Back to Halloween antics. Every city block in Claflin has an alley running through it behind the houses facing the streets. In those days people burned their trash in 55 gallon drums in their back yards near the alleys. We would operate in small squads of 4 or 5 kids. One 2 man fire team was sent out to attract the marshal’s attention and get him to follow them onto the street where we wanted him to be. The remaining squad members would drag 4 or 5 of the trash cans across one end of the alley. Then we would set off strings of firecrackers in the alley. Firecrackers were only legal in Kansas on the 4th of July, so this got Tangle-Eye's attention. He would careen down the street and into the alley. We would promptly seal up the other end of the alley with 4 or 5 more trash cans thus closing the trap. As we ran away and Tangle-Eyed tried to get the patrol car out of the alley we could hear him loudly swearing..."I know who you are you little sons-of-bitches! I'll get you! You won't get away with this!" But we all did get away with it. Nothing ever happened to any of us.

 

There were other incidents in the never ending battle between the boys of CHS and Tangle-Eyed Tom, but I think you get the idea.
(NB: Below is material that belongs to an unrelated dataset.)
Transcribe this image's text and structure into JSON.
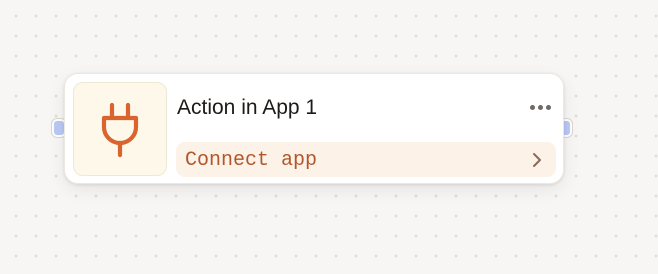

Columbo would have nailed us all, but it was beyond Tangle-Eyed Tom's ability to even come close to pinning us down. After a number of years Alice and Tangle-Eyed Tom moved on to greener pastures than Claflin could offer. He was replaced by a gentleman named Lyle Komark. Lyle was a big burly man who was a Marine veteran of Iwo Jima. He wore bib overalls and patrolled Claflin on foot. You didn't mess with Lyle. Thus the comic antics of Tangle-Eyed Tom were no more, and peace reigned on the streets of Claflin. Lyle was still the marshal when I left Claflin in 1959, but when I returned as an officer of Marines in later years, the city marshal was no more. Once in a while you'd see the brown and yellow cars of the Barton County Sheriff patrolling in town. Law enforcement had become regional rather than local. But they tell me that Claflin now has 2 full time cops, and 3 part time officers. How did Tangle-Eyed Tom ever do the job by himself? Did Alice do the work of 4 men?

 

And you thought it was exciting in Dodge City back in its day. 

 

Semper Fi

Dirck Praeger sends